Posted on November 17, 2021

The Impact of the Browning of America on Anti-Blackness

Charles Blow, New York Times, November 14, 2021


A fascinating report issued this month by the Pew Research Center explored colorism in the Hispanic community and underscored how anti-Blackness, or anti-darkness, is no respecter of race or ethnicity. It is pervasive and portends a future in which the browning of America does not succeed in wiping away its racial prejudices.

First, the report reaffirmed what we all know to be true: A majority of Hispanic adults, regardless of skin tone, report experiencing discrimination.

But dark-skinned Hispanics reported far more discrimination than light-skinned ones.

The survey allowed Hispanics to select the skin tone closest to their own on a 10-point scale. Eighty percent of respondents chose the four lightest tones, which the report identified as light-skinned, but only 15 percent chose the six darker skin tones, which the report identified as dark-skinned. Others chose not to answer.


Intolerance wasn’t only coming from outside the Hispanic community, but also from within it. Nearly half of the Hispanic adults surveyed said that they have often or sometimes heard a Hispanic friend or family member make comments or jokes about other Hispanics and about non-Hispanics “that might be considered racist or racially insensitive.” Dark-skinned Hispanics reported these incidents at a higher rate than light-skinned Hispanics.

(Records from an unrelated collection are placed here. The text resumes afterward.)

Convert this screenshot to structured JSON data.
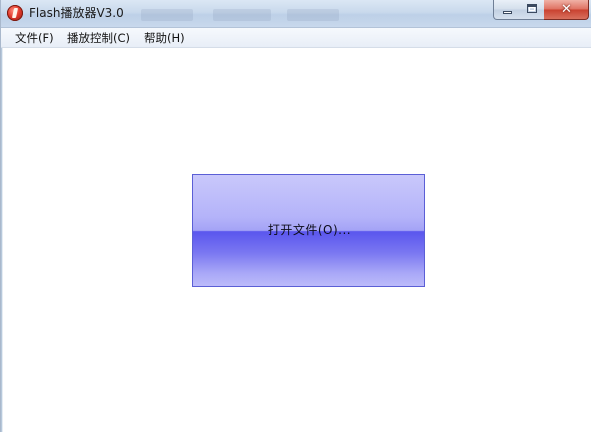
{
  "window": {
    "title": "Flash播放器V3.0",
    "icon": "flash-player-icon",
    "controls": {
      "minimize_icon": "minimize-icon",
      "maximize_icon": "maximize-icon",
      "close_glyph": "✕"
    }
  },
  "menubar": {
    "items": [
      {
        "label": "文件(F)"
      },
      {
        "label": "播放控制(C)"
      },
      {
        "label": "帮助(H)"
      }
    ]
  },
  "main": {
    "open_button_label": "打开文件(O)..."
  },
  "colors": {
    "button_top": "#c9c8fb",
    "button_mid": "#5a56ee",
    "button_border": "#5b5fd6",
    "close_button": "#c9412f"
  }
}
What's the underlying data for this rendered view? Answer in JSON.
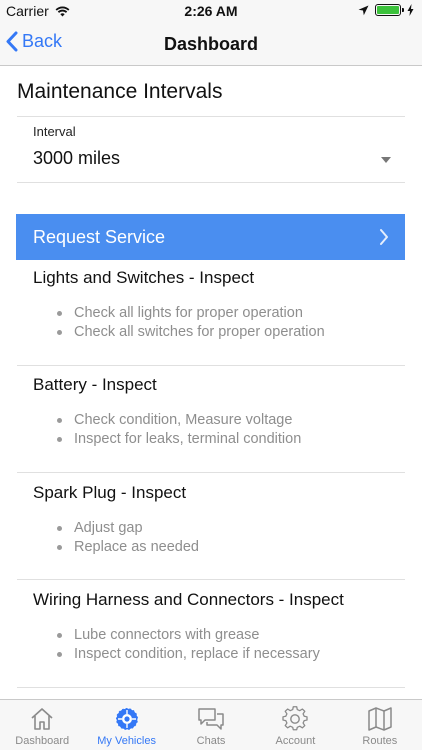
{
  "status": {
    "carrier": "Carrier",
    "time": "2:26 AM"
  },
  "nav": {
    "back_label": "Back",
    "title": "Dashboard"
  },
  "maintenance": {
    "title": "Maintenance Intervals",
    "interval_label": "Interval",
    "interval_value": "3000 miles"
  },
  "request": {
    "label": "Request Service"
  },
  "tasks": [
    {
      "title": "Lights and Switches - Inspect",
      "items": [
        "Check all lights for proper operation",
        "Check all switches for proper operation"
      ]
    },
    {
      "title": "Battery - Inspect",
      "items": [
        "Check condition, Measure voltage",
        "Inspect for leaks, terminal condition"
      ]
    },
    {
      "title": "Spark Plug - Inspect",
      "items": [
        "Adjust gap",
        "Replace as needed"
      ]
    },
    {
      "title": "Wiring Harness and Connectors - Inspect",
      "items": [
        "Lube connectors with grease",
        "Inspect condition, replace if necessary"
      ]
    }
  ],
  "tabs": [
    {
      "label": "Dashboard",
      "icon": "house-icon"
    },
    {
      "label": "My Vehicles",
      "icon": "wheel-icon",
      "active": true
    },
    {
      "label": "Chats",
      "icon": "chat-bubbles-icon"
    },
    {
      "label": "Account",
      "icon": "gear-icon"
    },
    {
      "label": "Routes",
      "icon": "map-icon"
    }
  ],
  "colors": {
    "accent": "#3478f6",
    "request_button": "#4a8ef0",
    "battery": "#3cc23c",
    "muted_text": "#8e8e8e"
  }
}
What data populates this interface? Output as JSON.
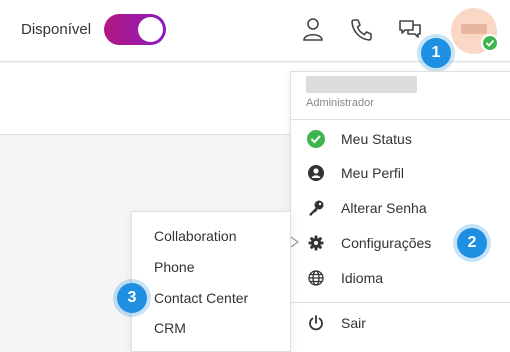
{
  "topbar": {
    "status_label": "Disponível",
    "status_toggle_on": true,
    "toggle_color": "#9a1aa8",
    "icons": [
      "user-icon",
      "phone-icon",
      "chat-icon"
    ],
    "avatar_status_color": "#3fb550"
  },
  "menu": {
    "role": "Administrador",
    "items": [
      {
        "label": "Meu Status",
        "icon": "check-circle-icon",
        "icon_color": "#3fb550"
      },
      {
        "label": "Meu Perfil",
        "icon": "profile-icon"
      },
      {
        "label": "Alterar Senha",
        "icon": "key-icon"
      },
      {
        "label": "Configurações",
        "icon": "gear-icon"
      },
      {
        "label": "Idioma",
        "icon": "globe-icon"
      },
      {
        "label": "Sair",
        "icon": "power-icon"
      }
    ]
  },
  "submenu": {
    "items": [
      "Collaboration",
      "Phone",
      "Contact Center",
      "CRM"
    ]
  },
  "annotations": {
    "step1": "1",
    "step2": "2",
    "step3": "3",
    "color": "#1e8fe1"
  }
}
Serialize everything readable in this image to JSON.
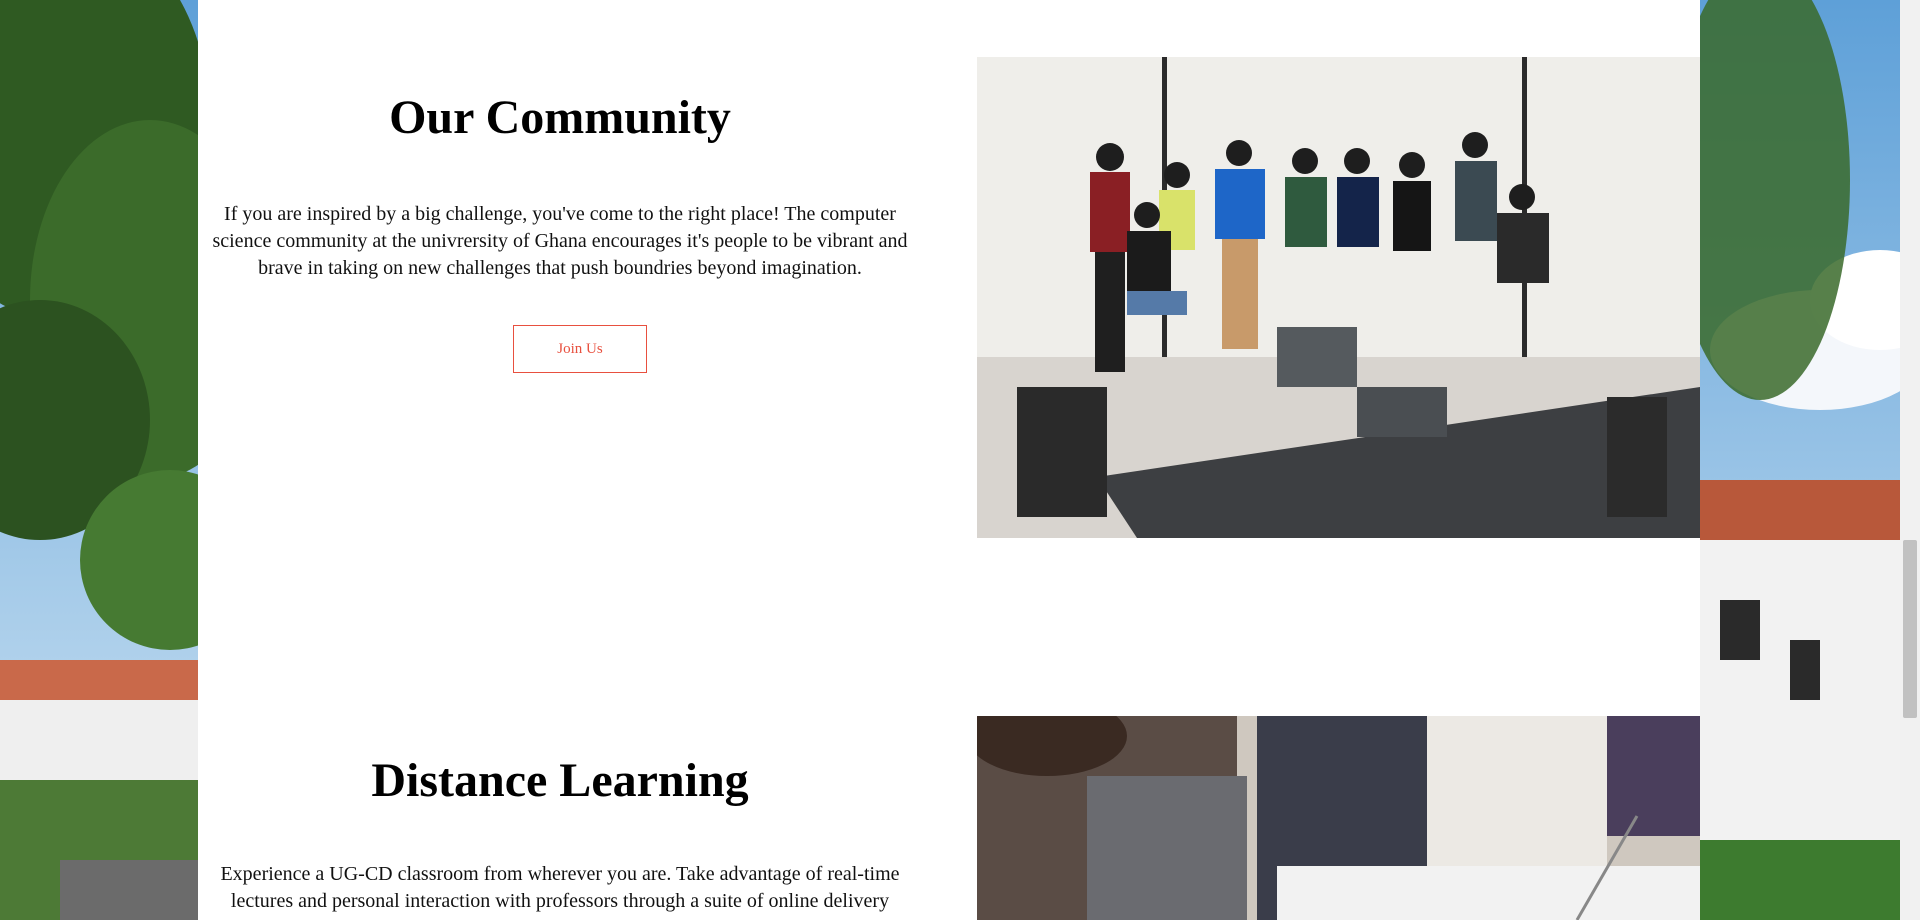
{
  "community": {
    "title": "Our Community",
    "body": "If you are inspired by a big challenge, you've come to the right place! The computer science community at the univrersity of Ghana encourages it's people to be vibrant and brave in taking on new challenges that push boundries beyond imagination.",
    "button_label": "Join Us"
  },
  "distance": {
    "title": "Distance Learning",
    "body": "Experience a UG-CD classroom from wherever you are. Take advantage of real-time lectures and personal interaction with professors through a suite of online delivery"
  },
  "colors": {
    "accent": "#e8503f",
    "page_bg": "#ffffff"
  }
}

When it came to how much attention was paid to racial issues in this country, a majority of Hispanics, understandably, said too little attention is paid to race and racial issues concerning Hispanics. A plurality also said that too little attention is paid to race and racial issues nationally.

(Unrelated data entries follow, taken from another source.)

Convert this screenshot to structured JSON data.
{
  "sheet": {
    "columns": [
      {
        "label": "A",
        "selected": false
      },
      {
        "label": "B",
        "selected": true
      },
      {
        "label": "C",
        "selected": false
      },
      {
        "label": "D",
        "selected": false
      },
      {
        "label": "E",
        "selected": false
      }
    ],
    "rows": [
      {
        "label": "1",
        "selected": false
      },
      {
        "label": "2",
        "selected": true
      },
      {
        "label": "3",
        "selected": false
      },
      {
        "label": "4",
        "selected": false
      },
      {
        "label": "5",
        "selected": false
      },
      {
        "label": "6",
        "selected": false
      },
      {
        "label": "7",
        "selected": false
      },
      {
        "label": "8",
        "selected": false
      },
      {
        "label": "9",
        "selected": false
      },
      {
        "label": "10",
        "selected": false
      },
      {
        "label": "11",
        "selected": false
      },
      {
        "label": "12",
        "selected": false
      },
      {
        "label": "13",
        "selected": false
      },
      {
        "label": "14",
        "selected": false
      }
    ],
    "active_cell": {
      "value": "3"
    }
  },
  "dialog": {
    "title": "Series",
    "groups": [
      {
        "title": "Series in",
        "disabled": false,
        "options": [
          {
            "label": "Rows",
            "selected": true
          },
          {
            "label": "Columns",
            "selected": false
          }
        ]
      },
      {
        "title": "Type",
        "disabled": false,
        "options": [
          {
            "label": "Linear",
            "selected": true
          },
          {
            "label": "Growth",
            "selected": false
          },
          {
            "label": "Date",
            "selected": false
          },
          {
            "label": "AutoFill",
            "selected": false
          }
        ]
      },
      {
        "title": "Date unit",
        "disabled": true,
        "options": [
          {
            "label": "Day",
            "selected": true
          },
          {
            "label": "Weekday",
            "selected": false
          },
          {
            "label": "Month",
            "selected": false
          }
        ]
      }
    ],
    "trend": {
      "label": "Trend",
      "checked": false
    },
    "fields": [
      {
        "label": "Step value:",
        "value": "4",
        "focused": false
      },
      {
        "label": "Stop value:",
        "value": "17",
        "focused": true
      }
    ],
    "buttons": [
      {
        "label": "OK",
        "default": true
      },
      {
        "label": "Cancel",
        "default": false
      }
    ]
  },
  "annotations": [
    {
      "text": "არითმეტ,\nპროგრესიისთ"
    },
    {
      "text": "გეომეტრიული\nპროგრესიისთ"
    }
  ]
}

But a plurality said too much attention was paid to issues concerning Black people.


These issues around how darker-skinned people of all races and ethnicities are perceived and treated must be addressed. This is in part because we are racing toward a future in which the share of minorities who are dark-skinned will only be a fraction.

By 2065, it is projected that not only will Asian Americans outnumber African Americans, but there will also be nearly twice as many Hispanics in the country as Black people.

As I have mentioned before, I worry that white supremacy could be replaced with a light supremacy, a society in which light-skinned people are still advantaged and dark-skinned people are still oppressed, even as the white majority recedes.